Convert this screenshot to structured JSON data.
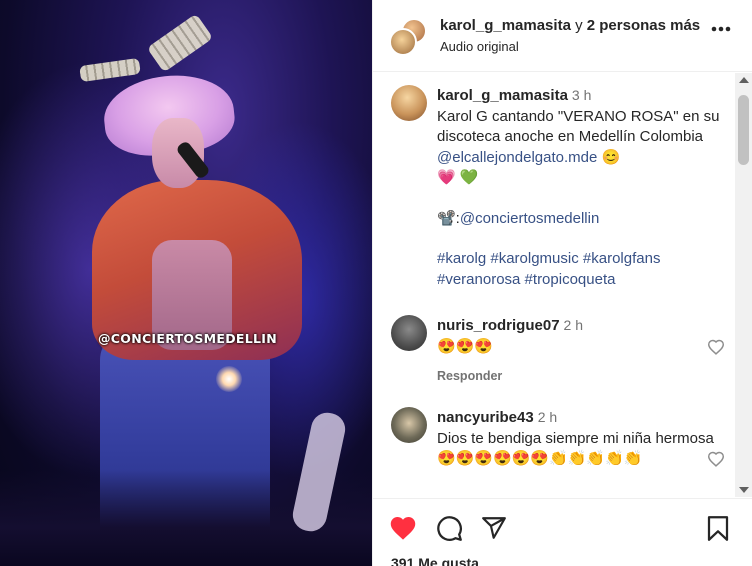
{
  "media": {
    "watermark": "@CONCIERTOSMEDELLIN"
  },
  "header": {
    "username": "karol_g_mamasita",
    "connector": " y ",
    "others": "2 personas más",
    "audio": "Audio original",
    "more_icon": "more-horizontal-icon"
  },
  "caption": {
    "username": "karol_g_mamasita",
    "time": "3 h",
    "text_line1": "Karol G cantando \"VERANO ROSA\" en su discoteca anoche en Medellín Colombia ",
    "mention": "@elcallejondelgato.mde",
    "emojis1": " 😊",
    "emojis2": "💗 💚",
    "credit_prefix": "📽️:",
    "credit_mention": "@conciertosmedellin",
    "hashtags_line1": "#karolg #karolgmusic #karolgfans",
    "hashtags_line2": "#veranorosa #tropicoqueta"
  },
  "comments": [
    {
      "username": "nuris_rodrigue07",
      "time": "2 h",
      "text": "😍😍😍",
      "reply_label": "Responder"
    },
    {
      "username": "nancyuribe43",
      "time": "2 h",
      "text": "Dios te bendiga siempre mi niña hermosa 😍😍😍😍😍😍👏👏👏👏👏",
      "reply_label": ""
    }
  ],
  "actions": {
    "liked": true,
    "like_color": "#ff3040",
    "likes_text": "391 Me gusta"
  }
}
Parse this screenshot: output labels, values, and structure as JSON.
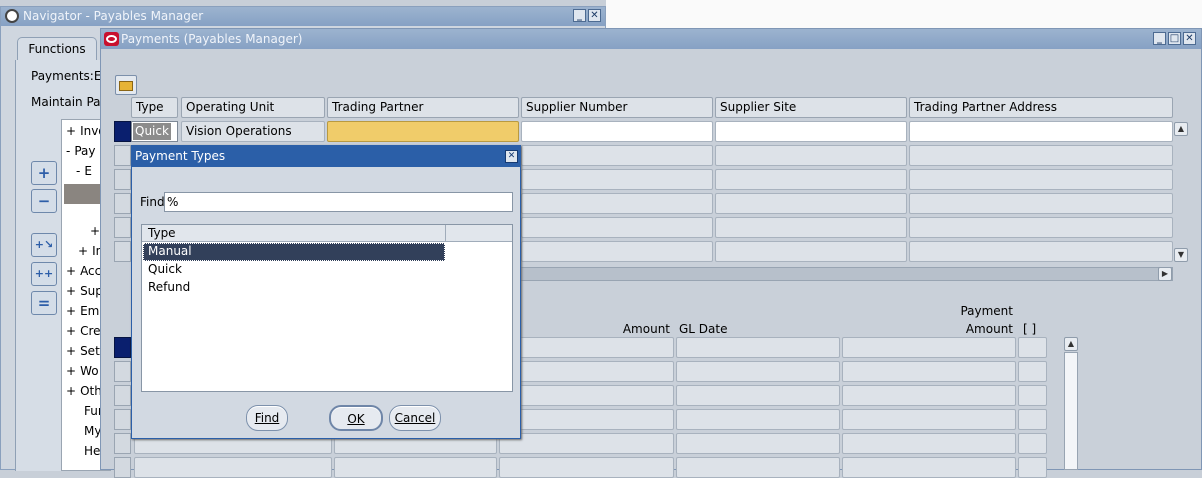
{
  "navigator": {
    "title": "Navigator - Payables Manager",
    "tab_functions": "Functions",
    "label_payments": "Payments:E",
    "label_maintain": "Maintain Pa",
    "tree": [
      {
        "prefix": "+",
        "label": "Invo"
      },
      {
        "prefix": "-",
        "label": "Pay"
      },
      {
        "prefix": "-",
        "label": "E"
      },
      {
        "prefix": "+",
        "label": ""
      },
      {
        "prefix": "+",
        "label": "In"
      },
      {
        "prefix": "+",
        "label": "Acc"
      },
      {
        "prefix": "+",
        "label": "Sup"
      },
      {
        "prefix": "+",
        "label": "Em"
      },
      {
        "prefix": "+",
        "label": "Cre"
      },
      {
        "prefix": "+",
        "label": "Set"
      },
      {
        "prefix": "+",
        "label": "Wo"
      },
      {
        "prefix": "+",
        "label": "Oth"
      },
      {
        "prefix": "",
        "label": "Fur"
      },
      {
        "prefix": "",
        "label": "My"
      },
      {
        "prefix": "",
        "label": "Hel"
      }
    ]
  },
  "payments": {
    "title": "Payments (Payables Manager)",
    "columns": [
      "Type",
      "Operating Unit",
      "Trading Partner",
      "Supplier Number",
      "Supplier Site",
      "Trading Partner Address"
    ],
    "row1": {
      "type": "Quick",
      "operating_unit": "Vision Operations"
    },
    "lower_headers": {
      "amount": "Amount",
      "gl_date": "GL Date",
      "payment_amount_line1": "Payment",
      "payment_amount_line2": "Amount",
      "bracket": "[ ]"
    }
  },
  "dialog": {
    "title": "Payment Types",
    "find_label": "Find",
    "find_value": "%",
    "list_header": "Type",
    "options": [
      "Manual",
      "Quick",
      "Refund"
    ],
    "selected": "Manual",
    "buttons": {
      "find": "Find",
      "ok": "OK",
      "cancel": "Cancel"
    }
  },
  "colors": {
    "accent_row": "#0a1f6e",
    "highlight_field": "#f0cc6a",
    "dialog_title": "#2b5fa8"
  }
}
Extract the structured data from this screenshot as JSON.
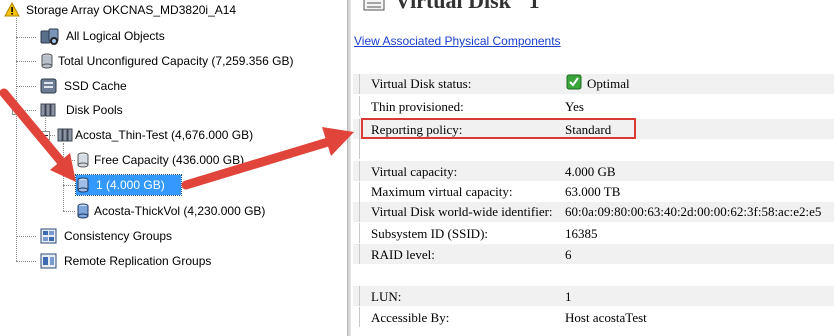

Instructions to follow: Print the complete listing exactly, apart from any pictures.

Problem solution:
Convert this screenshot to structured JSON data.
{
  "media": {
    "watermark": "@CONCIERTOSMEDELLIN"
  },
  "header": {
    "username": "karol_g_mamasita",
    "connector": " y ",
    "others": "2 personas más",
    "audio": "Audio original",
    "more_icon": "more-horizontal-icon"
  },
  "caption": {
    "username": "karol_g_mamasita",
    "time": "3 h",
    "text_line1": "Karol G cantando \"VERANO ROSA\" en su discoteca anoche en Medellín Colombia ",
    "mention": "@elcallejondelgato.mde",
    "emojis1": " 😊",
    "emojis2": "💗 💚",
    "credit_prefix": "📽️:",
    "credit_mention": "@conciertosmedellin",
    "hashtags_line1": "#karolg #karolgmusic #karolgfans",
    "hashtags_line2": "#veranorosa #tropicoqueta"
  },
  "comments": [
    {
      "username": "nuris_rodrigue07",
      "time": "2 h",
      "text": "😍😍😍",
      "reply_label": "Responder"
    },
    {
      "username": "nancyuribe43",
      "time": "2 h",
      "text": "Dios te bendiga siempre mi niña hermosa 😍😍😍😍😍😍👏👏👏👏👏",
      "reply_label": ""
    }
  ],
  "actions": {
    "liked": true,
    "like_color": "#ff3040",
    "likes_text": "391 Me gusta"
  }
}
Parse this screenshot: output labels, values, and structure as JSON.
{
  "navigator": {
    "title": "Navigator - Payables Manager",
    "tab_functions": "Functions",
    "label_payments": "Payments:E",
    "label_maintain": "Maintain Pa",
    "tree": [
      {
        "prefix": "+",
        "label": "Invo"
      },
      {
        "prefix": "-",
        "label": "Pay"
      },
      {
        "prefix": "-",
        "label": "E"
      },
      {
        "prefix": "+",
        "label": ""
      },
      {
        "prefix": "+",
        "label": "In"
      },
      {
        "prefix": "+",
        "label": "Acc"
      },
      {
        "prefix": "+",
        "label": "Sup"
      },
      {
        "prefix": "+",
        "label": "Em"
      },
      {
        "prefix": "+",
        "label": "Cre"
      },
      {
        "prefix": "+",
        "label": "Set"
      },
      {
        "prefix": "+",
        "label": "Wo"
      },
      {
        "prefix": "+",
        "label": "Oth"
      },
      {
        "prefix": "",
        "label": "Fur"
      },
      {
        "prefix": "",
        "label": "My"
      },
      {
        "prefix": "",
        "label": "Hel"
      }
    ]
  },
  "payments": {
    "title": "Payments (Payables Manager)",
    "columns": [
      "Type",
      "Operating Unit",
      "Trading Partner",
      "Supplier Number",
      "Supplier Site",
      "Trading Partner Address"
    ],
    "row1": {
      "type": "Quick",
      "operating_unit": "Vision Operations"
    },
    "lower_headers": {
      "amount": "Amount",
      "gl_date": "GL Date",
      "payment_amount_line1": "Payment",
      "payment_amount_line2": "Amount",
      "bracket": "[ ]"
    }
  },
  "dialog": {
    "title": "Payment Types",
    "find_label": "Find",
    "find_value": "%",
    "list_header": "Type",
    "options": [
      "Manual",
      "Quick",
      "Refund"
    ],
    "selected": "Manual",
    "buttons": {
      "find": "Find",
      "ok": "OK",
      "cancel": "Cancel"
    }
  },
  "colors": {
    "accent_row": "#0a1f6e",
    "highlight_field": "#f0cc6a",
    "dialog_title": "#2b5fa8"
  }
}
Extract the structured data from this screenshot as JSON.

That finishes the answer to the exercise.